“Should be seen by everyone interested in movies or in life, without hesitation or delay.”
— Jonathan Rosenbaum
After a dozen years in the anti-cinema wilderness, Godard returned to the height of his powers with this playful, deeply personal work that he calls “my second first film.” The plot interweaves three main characters: a film editor (Baye) fleeing the pressures of city life, a prostitute (Huppert) selling her body but keeping her soul, and a director named Paul Godard (Dutronc) whose marriage is breaking up. With its coolly perverse eroticism, its innovative use of slow-motion camerawork, and its bold connections of art, commerce, and prostitution, EVERY MAN FOR HIMSELF remains one of Godard's most provocative and bracingly beautiful films. In French with English subtitles. 35mm. (MR)
1963, Jean-Luc Godard, France, 80 min.
- Sat, Jan 31st 5:00pm
- Tue, Feb 3rd 6:00pm
Marvelously funny...one of Godard’s most successful films, and, incidentally, one easier to understand and enjoy than his later work.”
— Roger Ebert, Chicago Sun-Times
Co-scripted by revered mentor Roberto Rossellini and frequent Truffaut/Resnais collaborator Jean Gruault, this controversial work combines neorealist grit with slapstick atrocities. The rare antiwar film that avoids glamorizing war, LES CARABINIERS is an effectively stupid and ugly parable about the stupidity and ugliness of war. Two gullible clodhoppers named Ulysses and Michelangelo set out from their muddy farm to fight for their King in exchange for “all the treasures of the world.” In French with English subtitles. Archival 35mm print courtesy of the Institut français.
1966, Jean-Luc Godard, France, 103 min.
“That rare movie achievement: a work of grace and beauty in a contemporary setting...it shows the most dazzlingly inventive and audacious artist in movies today at a new peak.”
— Pauline Kael
Tagged ‘the children of Marx and Coca-Cola” by its director, MASCULINE FEMININE is about adolescence, sexuality, consumerism, and Paris in the winter of 1965. Centering on the mainly one-sided romance between a volubly ineffective young radical (Léaud) and a vapid pop singer (Goya), the film freely collages verité, parody, politics, interviews, trips to the movies, and random acts of violence. In French with English subtitles. 35mm. (MR)

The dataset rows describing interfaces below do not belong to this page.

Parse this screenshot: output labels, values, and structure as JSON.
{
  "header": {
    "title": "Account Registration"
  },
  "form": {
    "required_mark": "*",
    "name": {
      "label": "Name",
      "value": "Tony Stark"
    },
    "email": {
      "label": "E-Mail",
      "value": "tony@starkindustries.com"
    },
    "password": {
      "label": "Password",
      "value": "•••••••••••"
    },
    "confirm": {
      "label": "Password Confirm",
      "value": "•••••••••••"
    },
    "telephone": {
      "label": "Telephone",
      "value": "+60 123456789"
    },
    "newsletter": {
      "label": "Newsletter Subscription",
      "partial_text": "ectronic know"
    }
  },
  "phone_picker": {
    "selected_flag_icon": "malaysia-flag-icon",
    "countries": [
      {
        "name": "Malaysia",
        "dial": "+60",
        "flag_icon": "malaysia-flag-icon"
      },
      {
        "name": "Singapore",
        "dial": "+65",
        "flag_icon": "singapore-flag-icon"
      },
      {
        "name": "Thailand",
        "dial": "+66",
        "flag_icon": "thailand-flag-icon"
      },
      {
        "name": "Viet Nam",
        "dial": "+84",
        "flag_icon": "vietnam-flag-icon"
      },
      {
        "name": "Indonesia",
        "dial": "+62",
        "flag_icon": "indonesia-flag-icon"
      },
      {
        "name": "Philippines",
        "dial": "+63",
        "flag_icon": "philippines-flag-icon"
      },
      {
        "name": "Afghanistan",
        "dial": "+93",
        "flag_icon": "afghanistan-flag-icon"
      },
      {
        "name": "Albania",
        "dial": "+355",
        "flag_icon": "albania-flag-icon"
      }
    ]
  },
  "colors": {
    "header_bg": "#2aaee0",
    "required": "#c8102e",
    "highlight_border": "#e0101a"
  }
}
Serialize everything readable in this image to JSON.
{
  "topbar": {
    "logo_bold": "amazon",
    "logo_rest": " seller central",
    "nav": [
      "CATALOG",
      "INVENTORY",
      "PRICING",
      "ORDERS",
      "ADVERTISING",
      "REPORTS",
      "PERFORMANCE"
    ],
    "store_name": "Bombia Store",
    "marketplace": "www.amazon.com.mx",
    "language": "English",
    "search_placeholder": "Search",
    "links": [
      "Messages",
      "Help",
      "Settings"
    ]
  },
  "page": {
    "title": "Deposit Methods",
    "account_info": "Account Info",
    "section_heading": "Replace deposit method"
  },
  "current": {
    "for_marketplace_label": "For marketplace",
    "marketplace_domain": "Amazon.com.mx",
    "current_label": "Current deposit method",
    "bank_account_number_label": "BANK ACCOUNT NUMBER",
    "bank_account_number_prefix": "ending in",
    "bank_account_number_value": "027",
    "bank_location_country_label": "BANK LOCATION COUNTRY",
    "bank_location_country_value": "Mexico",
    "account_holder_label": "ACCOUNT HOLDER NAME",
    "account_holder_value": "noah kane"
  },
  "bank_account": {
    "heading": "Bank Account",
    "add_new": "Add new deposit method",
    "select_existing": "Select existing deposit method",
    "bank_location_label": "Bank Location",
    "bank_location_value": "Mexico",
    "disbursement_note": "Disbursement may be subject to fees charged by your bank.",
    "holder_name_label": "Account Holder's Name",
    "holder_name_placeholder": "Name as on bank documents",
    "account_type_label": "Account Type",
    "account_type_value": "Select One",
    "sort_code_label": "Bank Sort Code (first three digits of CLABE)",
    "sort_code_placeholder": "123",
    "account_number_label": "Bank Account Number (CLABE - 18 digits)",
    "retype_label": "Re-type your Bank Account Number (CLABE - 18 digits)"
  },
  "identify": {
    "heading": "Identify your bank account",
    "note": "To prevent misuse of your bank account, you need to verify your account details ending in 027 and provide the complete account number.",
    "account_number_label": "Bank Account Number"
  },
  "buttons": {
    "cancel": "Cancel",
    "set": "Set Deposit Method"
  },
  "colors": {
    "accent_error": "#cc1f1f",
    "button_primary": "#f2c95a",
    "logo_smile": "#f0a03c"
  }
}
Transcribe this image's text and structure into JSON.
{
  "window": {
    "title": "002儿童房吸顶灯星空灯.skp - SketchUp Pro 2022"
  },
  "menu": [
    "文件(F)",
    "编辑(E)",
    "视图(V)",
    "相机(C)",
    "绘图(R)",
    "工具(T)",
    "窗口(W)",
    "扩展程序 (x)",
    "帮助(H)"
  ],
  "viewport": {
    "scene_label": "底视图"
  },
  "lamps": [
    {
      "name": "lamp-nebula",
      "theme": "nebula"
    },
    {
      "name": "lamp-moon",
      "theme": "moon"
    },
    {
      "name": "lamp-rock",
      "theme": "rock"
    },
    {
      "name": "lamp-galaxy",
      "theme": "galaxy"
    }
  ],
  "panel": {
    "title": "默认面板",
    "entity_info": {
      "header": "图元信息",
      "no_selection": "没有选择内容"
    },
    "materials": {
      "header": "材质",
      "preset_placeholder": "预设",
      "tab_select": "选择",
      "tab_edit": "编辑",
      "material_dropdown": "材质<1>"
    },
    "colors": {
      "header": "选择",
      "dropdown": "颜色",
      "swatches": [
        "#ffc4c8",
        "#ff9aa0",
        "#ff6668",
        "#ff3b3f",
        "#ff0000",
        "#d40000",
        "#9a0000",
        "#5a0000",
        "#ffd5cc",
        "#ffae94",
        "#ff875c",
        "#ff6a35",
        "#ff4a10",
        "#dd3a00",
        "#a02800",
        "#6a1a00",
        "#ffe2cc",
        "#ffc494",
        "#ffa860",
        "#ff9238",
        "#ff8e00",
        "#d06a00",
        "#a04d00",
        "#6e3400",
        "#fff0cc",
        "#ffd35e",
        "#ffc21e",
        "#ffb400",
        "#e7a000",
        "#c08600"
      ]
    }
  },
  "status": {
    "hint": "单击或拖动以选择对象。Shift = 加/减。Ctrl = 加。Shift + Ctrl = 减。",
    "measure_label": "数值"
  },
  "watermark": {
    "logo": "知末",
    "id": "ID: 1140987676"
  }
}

MADE IN U.S.A.
1966, Jean-Luc Godard, France, 85 min.
"The most quintessential movie of Godard's great period."
— J. Hoberman, Village Voice
Described by its heroine as "just like a Walt Disney movie, only with blood," this meta-thriller casts Karina as a female Bogart searching for her missing lover (voiced by Godard) in a treacherous "Atlantic City" (strongly resembling Paris) peopled by characters with names like Richard Widmark, Donald Siegel, and Richard Nixon. The plot is deliberately, playfully indecipherable in homage to THE BIG SLEEP, and Raoul Coutard's gorgeous cinematography is laced with bold splashes of pop-art color. In French with English subtitles. 35mm widescreen (MR)